Agartala, Aug. 26: A decade ago, the ruling CPM in Tripura had confronted a major dilemma in the lead-up to the presidential polls that year.
The CPM politburo had decided to put up late Laxmi Sehgal as candidate, contrary to the wishes of the party unit in Tripura that pitched for A.P.J. Abdul Kalam. The state unit cited his association with the state as adviser and as a man from the minority community.
The politburo, known for its certitude and “tragic intransigence”, saw Laxmi Sehghal lose the polls by a heavy margin. Information on what had transpired between the CPM state committee here and the party’s apex executive body had trickled out subsequently in bits and pieces.
However, the then President Kalam, in all his magnanimity, had retained a soft corner for Tripura in his heart.
Within three months of assuming office, he had visited Tripura and fascinated everyone by closely interacting with students in an auditorium, proclaiming a road map for Tripura’s development in a public meeting and offering sage counsel to the political leadership. His robust optimism and enervating positivism were contagious indeed.
But more was to come soon as the unorthodox President set about renovating and refashioning the celebrated Mughal Gardens within the hallowed precincts of Rashtrapati Bhavan. As he wanted to install two huts in the garden, skilful craftsmen from Tripura came to his mind. What followed is recorded in Kalam’s latest book: Turning Points: A journey through challenges.
|A.P.J. Abdul Kalam|

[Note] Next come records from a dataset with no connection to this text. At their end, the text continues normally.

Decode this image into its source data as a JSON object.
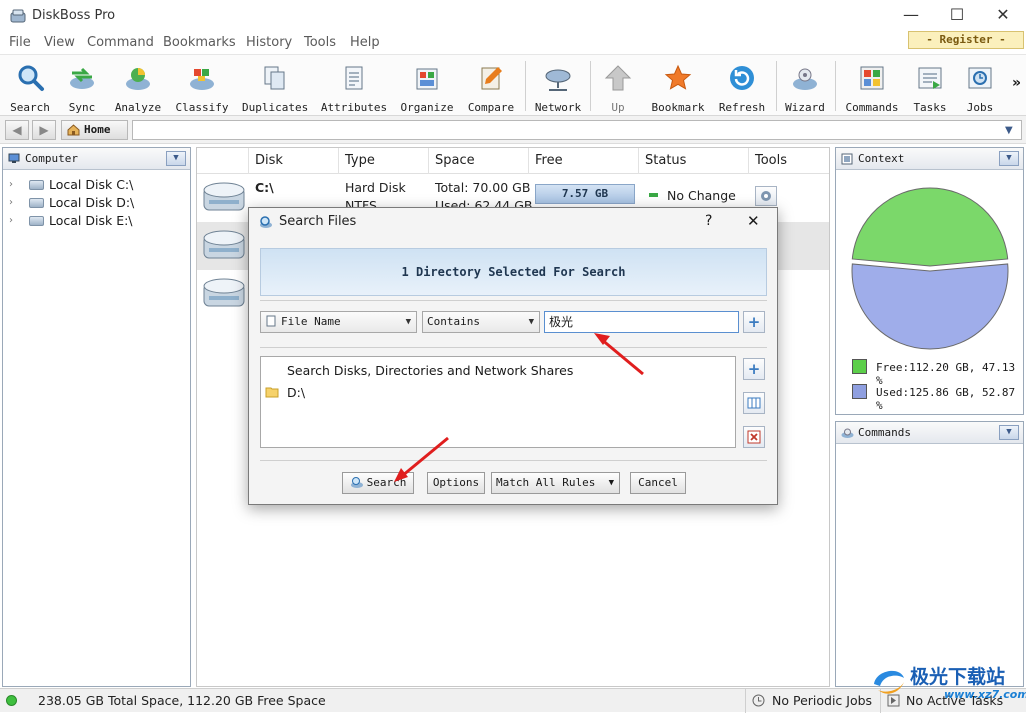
{
  "app": {
    "title": "DiskBoss Pro"
  },
  "window_controls": {
    "minimize": "—",
    "maximize": "☐",
    "close": "✕"
  },
  "menu": [
    "File",
    "View",
    "Command",
    "Bookmarks",
    "History",
    "Tools",
    "Help"
  ],
  "register_label": "- Register -",
  "toolbar": [
    {
      "label": "Search",
      "icon": "search-icon"
    },
    {
      "label": "Sync",
      "icon": "sync-icon"
    },
    {
      "label": "Analyze",
      "icon": "analyze-icon"
    },
    {
      "label": "Classify",
      "icon": "classify-icon"
    },
    {
      "label": "Duplicates",
      "icon": "duplicates-icon"
    },
    {
      "label": "Attributes",
      "icon": "attributes-icon"
    },
    {
      "label": "Organize",
      "icon": "organize-icon"
    },
    {
      "label": "Compare",
      "icon": "compare-icon"
    },
    {
      "label": "Network",
      "icon": "network-icon"
    },
    {
      "label": "Up",
      "icon": "up-arrow-icon"
    },
    {
      "label": "Bookmark",
      "icon": "star-icon"
    },
    {
      "label": "Refresh",
      "icon": "refresh-icon"
    },
    {
      "label": "Wizard",
      "icon": "wizard-icon"
    },
    {
      "label": "Commands",
      "icon": "commands-icon"
    },
    {
      "label": "Tasks",
      "icon": "tasks-icon"
    },
    {
      "label": "Jobs",
      "icon": "jobs-icon"
    }
  ],
  "toolbar_overflow": "»",
  "navbar": {
    "home_label": "Home",
    "path_value": ""
  },
  "computer_panel": {
    "title": "Computer",
    "items": [
      "Local Disk C:\\",
      "Local Disk D:\\",
      "Local Disk E:\\"
    ]
  },
  "disk_table": {
    "columns": [
      "Disk",
      "Type",
      "Space",
      "Free",
      "Status",
      "Tools"
    ],
    "rows": [
      {
        "disk": "C:\\",
        "type": "Hard Disk",
        "type2": "NTFS",
        "space": "Total: 70.00 GB",
        "space2": "Used: 62.44 GB",
        "free": "7.57 GB",
        "status": "No Change"
      }
    ]
  },
  "context_panel": {
    "title": "Context",
    "legend": [
      {
        "label": "Free:112.20 GB, 47.13 %",
        "color": "#5ccf4a"
      },
      {
        "label": "Used:125.86 GB, 52.87 %",
        "color": "#8f9fe0"
      }
    ]
  },
  "chart_data": {
    "type": "pie",
    "categories": [
      "Free",
      "Used"
    ],
    "values": [
      47.13,
      52.87
    ],
    "colors": [
      "#7bd86a",
      "#9fadea"
    ]
  },
  "commands_panel": {
    "title": "Commands"
  },
  "dialog": {
    "title": "Search Files",
    "help": "?",
    "close": "✕",
    "banner": "1 Directory Selected For Search",
    "field_combo": "File Name",
    "condition_combo": "Contains",
    "query_value": "极光",
    "dirs_header": "Search Disks, Directories and Network Shares",
    "dirs": [
      "D:\\"
    ],
    "buttons": {
      "search": "Search",
      "options": "Options",
      "match": "Match All Rules",
      "cancel": "Cancel"
    }
  },
  "statusbar": {
    "space": "238.05 GB Total Space, 112.20 GB Free Space",
    "periodic": "No Periodic Jobs",
    "active": "No Active Tasks"
  },
  "watermark": {
    "text": "极光下载站",
    "url": "www.xz7.com"
  }
}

How his idea of installing huts took shape is impeccably described by the former President in his inimitable style: “I installed two huts in the garden, both designed in keeping with the environment and using natural materials. One was built by craftsmen from Tripura and was called the Thinking Hut. I took many of my close friends to this hut for discussions during weekends and one of my books, Indomitable Spirit, was mostly written in this hut.”
The identity of the craftsmen behind the second hut, named “Immortal Hut”, is concealed but the two huts nestled in corners of the massive Mughal Gardens provided the quiet serenity Kalam required for reflection over critical issues as well as ideas of poetry.
“Whenever a complex national decision was to be made, these two huts were where I sat and thought. Of course, the inspiration for many poems also came while I was there,” Kalam says in his latest book.
Apart from the pithy reference to Tripura in his book, Kalam has allotted two of 27 colour pictures to states of the Northeast. One picture shows him giving away degrees to traditionally attired Naga students in Nagaland University while in the other he is interacting with female folk dancers of Arunachal Pradesh.